Going back to birds, is there a message you’d like to share with our readers?

You know the thing that people say that I really, really can’t bear, it’s when people say, “Oh, it’s just a bird.” I’m like, “Are you mad? Do you know what you’re talking about?” Every time I see a galah or an Australian ringneck parrot or a black cockatoo, I think there’s a character with a whole full life going on. They’ve got their family. They’ve got their mate. They’ve got their friends. They’ve got their personality. All of them are different. They’re living this full life. There’s no such thing as just a bird. They’re all completely different to each other.

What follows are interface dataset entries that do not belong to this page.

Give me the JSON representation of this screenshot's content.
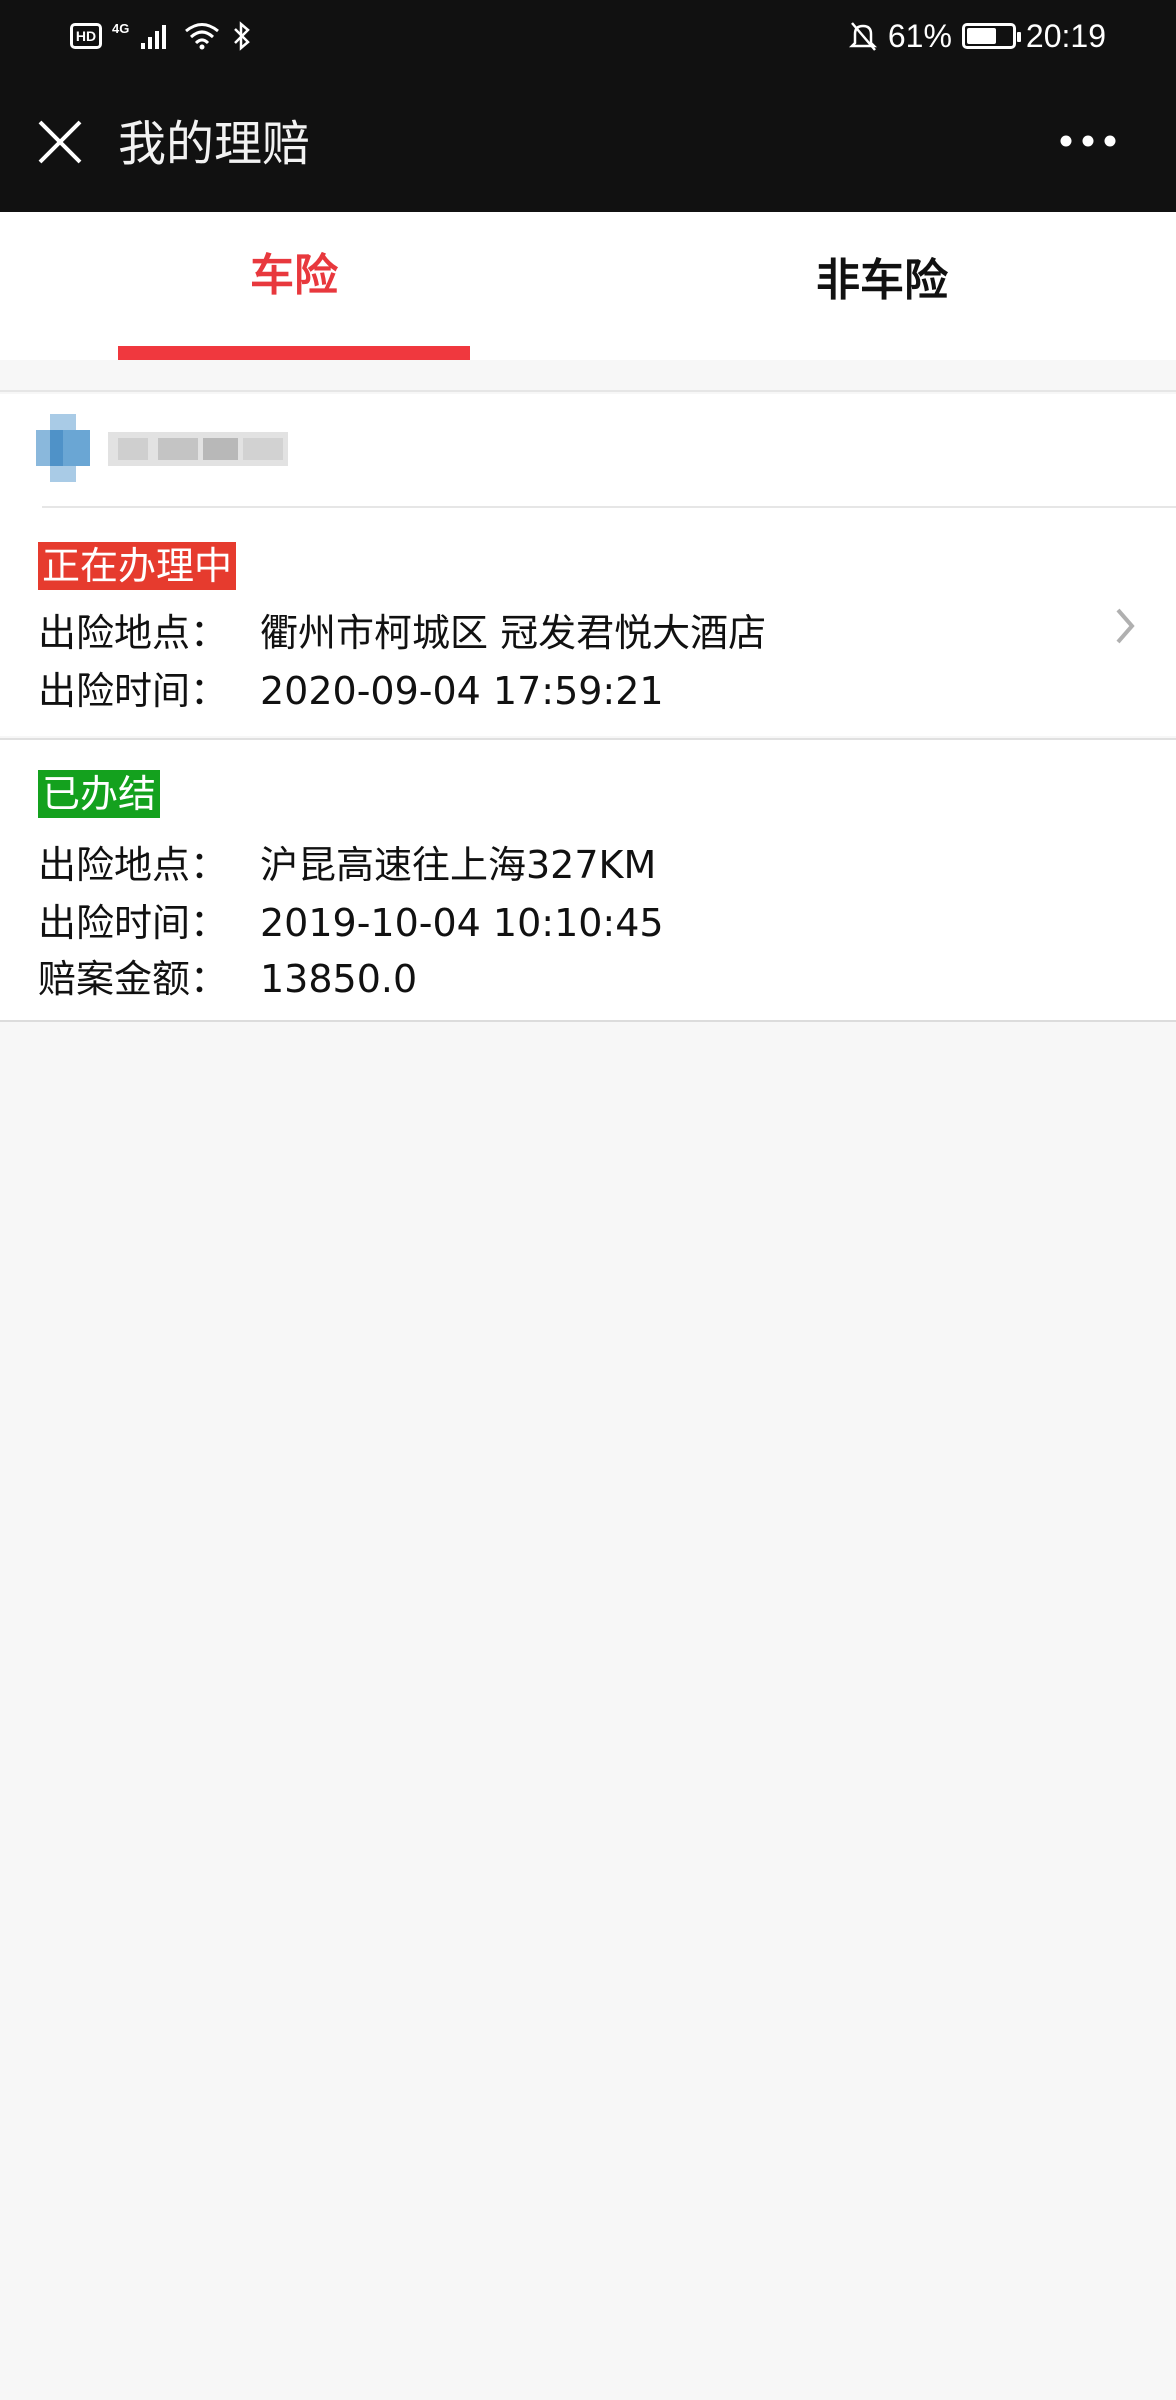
{
  "status_bar": {
    "hd": "HD",
    "network": "4G",
    "battery_percent": "61%",
    "battery_level": 0.61,
    "time": "20:19"
  },
  "appbar": {
    "title": "我的理赔",
    "close_icon": "close-icon",
    "more_icon": "more-icon"
  },
  "tabs": [
    {
      "label": "车险",
      "active": true
    },
    {
      "label": "非车险",
      "active": false
    }
  ],
  "colors": {
    "accent": "#f0383e",
    "status_processing": "#e63b2e",
    "status_done": "#14a11e",
    "topbar": "#111111",
    "background": "#f7f7f7"
  },
  "claims": [
    {
      "status": "正在办理中",
      "status_color": "#e63b2e",
      "location_label": "出险地点：",
      "location": "衢州市柯城区 冠发君悦大酒店",
      "time_label": "出险时间：",
      "time": "2020-09-04 17:59:21",
      "has_chevron": true
    },
    {
      "status": "已办结",
      "status_color": "#14a11e",
      "location_label": "出险地点：",
      "location": "沪昆高速往上海327KM",
      "time_label": "出险时间：",
      "time": "2019-10-04 10:10:45",
      "amount_label": "赔案金额：",
      "amount": "13850.0"
    }
  ]
}
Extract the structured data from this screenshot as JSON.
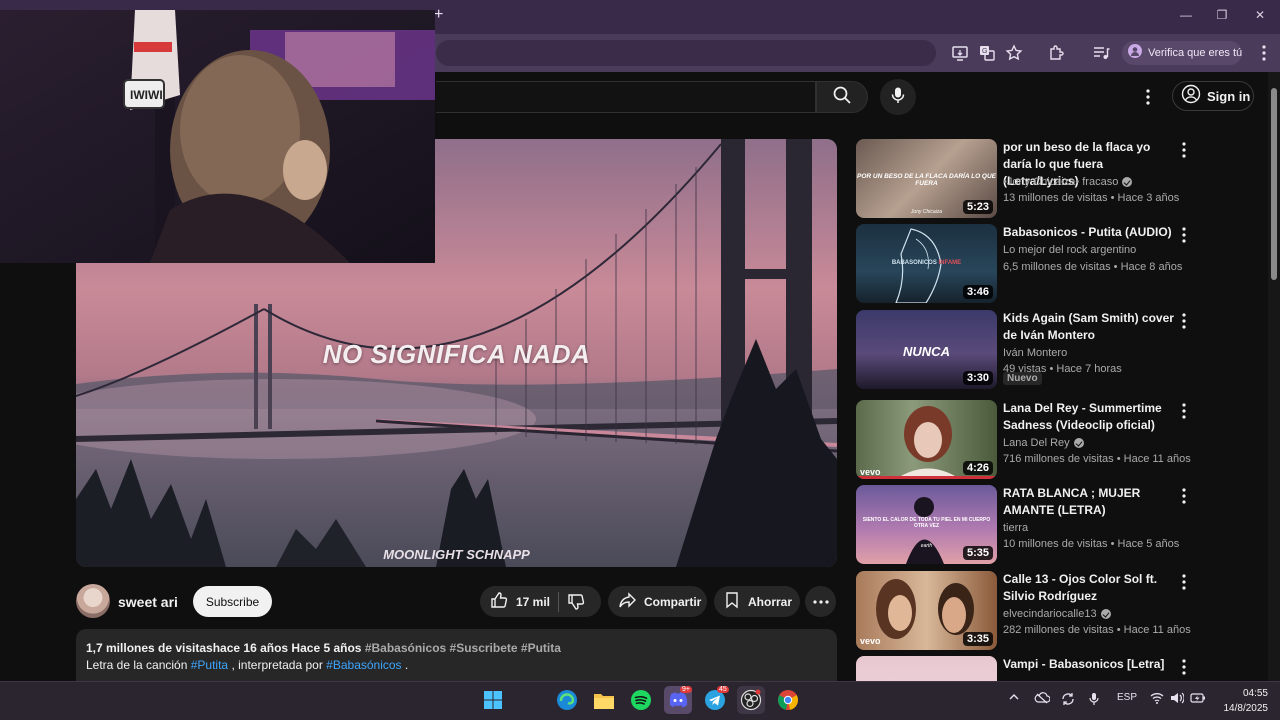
{
  "browser": {
    "new_tab_symbol": "+",
    "verify_label": "Verifica que eres tú"
  },
  "youtube_header": {
    "sign_in": "Sign in"
  },
  "video": {
    "lyric_text": "NO SIGNIFICA NADA",
    "watermark_text": "MOONLIGHT SCHNAPP"
  },
  "channel": {
    "name": "sweet ari",
    "subscribe_label": "Subscribe"
  },
  "actions": {
    "likes": "17 mil",
    "share": "Compartir",
    "save": "Ahorrar"
  },
  "description": {
    "stats": "1,7 millones de visitashace 16 años  Hace 5 años",
    "tags": "#Babasónicos #Suscribete #Putita",
    "line2_prefix": "Letra de la canción ",
    "line2_link1": "#Putita",
    "line2_middle": " , interpretada por ",
    "line2_link2": "#Babasónicos",
    "line2_suffix": " ."
  },
  "related": [
    {
      "title": "por un beso de la flaca yo daría lo que fuera (Letra/Lyrics)",
      "channel": "•Jony Chicaiza• fracaso",
      "verified": true,
      "meta": "13 millones de visitas • Hace 3 años",
      "duration": "5:23",
      "thumb_text": "POR UN BESO DE LA FLACA DARÍA LO QUE FUERA",
      "thumb_sub": "Jony Chicaiza"
    },
    {
      "title": "Babasonicos - Putita (AUDIO)",
      "channel": "Lo mejor del rock argentino",
      "verified": false,
      "meta": "6,5 millones de visitas • Hace 8 años",
      "duration": "3:46",
      "thumb_text": "BABASONICOS",
      "thumb_sub": "INFAME"
    },
    {
      "title": "Kids Again (Sam Smith) cover de Iván Montero",
      "channel": "Iván Montero",
      "verified": false,
      "meta": "49 vistas • Hace 7 horas",
      "duration": "3:30",
      "badge": "Nuevo",
      "thumb_text": "NUNCA"
    },
    {
      "title": "Lana Del Rey - Summertime Sadness (Videoclip oficial)",
      "channel": "Lana Del Rey",
      "verified": true,
      "meta": "716 millones de visitas • Hace 11 años",
      "duration": "4:26",
      "thumb_text": "vevo"
    },
    {
      "title": "RATA BLANCA ; MUJER AMANTE (LETRA)",
      "channel": "tierra",
      "verified": false,
      "meta": "10 millones de visitas • Hace 5 años",
      "duration": "5:35",
      "thumb_text": "SIENTO EL CALOR DE TODA TU PIEL EN MI CUERPO OTRA VEZ",
      "thumb_sub": "earth"
    },
    {
      "title": "Calle 13 - Ojos Color Sol ft. Silvio Rodríguez",
      "channel": "elvecindariocalle13",
      "verified": true,
      "meta": "282 millones de visitas • Hace 11 años",
      "duration": "3:35",
      "thumb_text": "vevo"
    },
    {
      "title": "Vampi - Babasonicos [Letra]",
      "channel": "",
      "verified": false,
      "meta": "",
      "duration": ""
    }
  ],
  "taskbar": {
    "discord_badge": "9+",
    "telegram_badge": "45",
    "lang": "ESP",
    "time": "04:55",
    "date": "14/8/2025"
  },
  "colors": {
    "accent_link": "#3ea6ff",
    "chrome_purple": "#4b3b5b",
    "yt_bg": "#0f0f0f"
  }
}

I know from having six birds of my own, even the same type, they’re completely different to each other, and so much going on in their little brains. They’re always thinking and calculating. There’s no such thing as just a bird. I think the more people that can actually visit with them and get to realize what they’re really about, the better. Then maybe, maybe people will start to appreciate them and think about how they can help to keep them here. Because I fear that they won’t be here for much longer the way things are going. It’s such a shame.

You see these big housing estates and roads and the trees coming down. Why can’t they leave the trees there and go round them, or leave the trees in the housing estates. Trees make it beautiful. Go and look at Subiaco. How beautiful is it with all the lovely trees? Why would you chop them all down? It’s crazy. Anyway, that’s just what I think. As far as supporting Kaarakin, I’d like to donate pictures for the online auction. They’re limited edition prints and so hopefully people will bid on those. They did last time.

It’s very kind of you Sally, thank you so much!

My pleasure! I’d like to supply cards and things, because I do greetings cards. I’d like to be able to supply those to Kaarakin as well, just their birds. I’m building up a … I think I’ve got four, and I need to build up a collection of about six, and then you’ll be able to buy the sets of cards, all Kaarakin birds. That will help a little bit, I think.

 

Leave a Reply

Your email address will not be published.